The film’s long takes often give way to short bursts, giving us the rhythm of memory and of desire. We not only watch Elio fall in love for the first time, but the film gives us cues, pulling the viewer under the summer’s intoxicating spell.
Elio finds ways to be around Oliver — biking into town with him and taking him to the local swimming hole, but he is slow to confront his feelings. He is unsure how to read Oliver’s laid-back attitude and confidence, almost flinching from Oliver’s casual touch on the shoulder. For his part, Oliver is clearly interested in Elio but wary to act since Elio is his boss’s young son and relatively inexperienced.
Hammer is brilliant as he skillfully displays cocky, self-assurance while still possessing a certain vulnerability. Oliver lets Elio initiate. However, the film is clearly Chamalet’s, who at 21, gives a mature and thoughtful performance. Every motion possesses a restlessness and an impatient physicality. His face conveys an inconceivable depth of emotion — the heartbreaking last five minutes of the film are solely a close-up of Chamalet’s face.

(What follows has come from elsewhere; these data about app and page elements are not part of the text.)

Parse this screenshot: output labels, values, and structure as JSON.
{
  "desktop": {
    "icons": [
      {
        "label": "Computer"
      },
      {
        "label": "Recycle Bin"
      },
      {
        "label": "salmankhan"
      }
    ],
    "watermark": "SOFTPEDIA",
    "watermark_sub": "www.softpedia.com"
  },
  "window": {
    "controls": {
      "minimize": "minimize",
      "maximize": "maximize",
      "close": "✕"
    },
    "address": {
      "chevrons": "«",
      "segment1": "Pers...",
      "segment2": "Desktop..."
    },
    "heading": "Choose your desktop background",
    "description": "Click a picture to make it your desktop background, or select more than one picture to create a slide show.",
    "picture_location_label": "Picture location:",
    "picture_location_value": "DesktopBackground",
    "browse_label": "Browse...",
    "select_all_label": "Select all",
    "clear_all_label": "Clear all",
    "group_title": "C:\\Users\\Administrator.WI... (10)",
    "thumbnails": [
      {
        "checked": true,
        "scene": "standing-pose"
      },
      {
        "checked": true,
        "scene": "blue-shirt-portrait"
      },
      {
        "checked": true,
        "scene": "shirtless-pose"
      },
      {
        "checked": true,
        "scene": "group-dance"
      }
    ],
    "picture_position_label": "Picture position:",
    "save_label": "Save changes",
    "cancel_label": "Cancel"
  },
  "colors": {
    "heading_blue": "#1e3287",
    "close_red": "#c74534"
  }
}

The gaze of the camera focuses almost solely on the two young men. It captures the brimming tension of the creaky hallway between their adjoining bedrooms. A long take holds on the departing figures of Elio and Oliver biking into a golden afternoon. It follows them holding each other and dancing and singing on an empty street at twilight, both expressing a boundless joy.
Elio’s confession of love bubbles up out of him, words hurriedly tumbling out of his mouth. They come together in clumsy abandon. However, their happiness is tinged with melancholy, trapped by the ephemerality of the summer. It is a look at two people trying to find one another before it is too late.

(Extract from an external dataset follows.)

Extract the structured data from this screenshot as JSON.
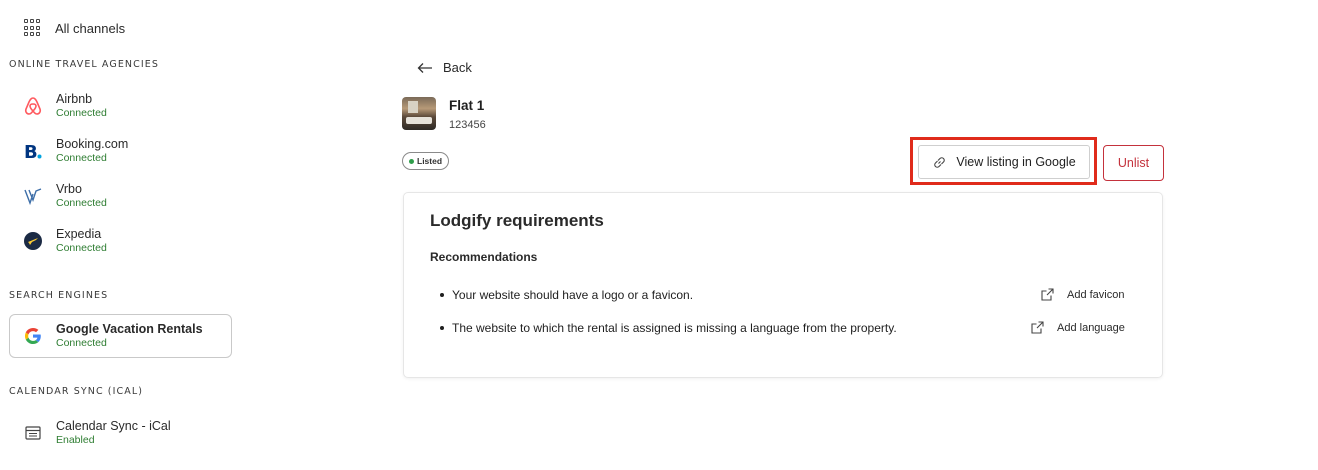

And while the film places much of the focus on Elio and Oliver, Stuhlbarg still manages to deliver a profoundly moving monologue that serves as the emotional climax of the film, telling his son to let pain live alongside happiness: “Don’t make yourself feel nothing so as not to feel anything. What a waste.”
Call Me by Your Name feels like remembering, with its gentle, fluid cadence and the swirling emotion of youth. In some ways, it is not a literal rendering of Elio’s summer, but his bittersweet, treasured memory. It is a coming-of-age story that possesses none of the cliché lessons but is instead deeply sincere and perceptive.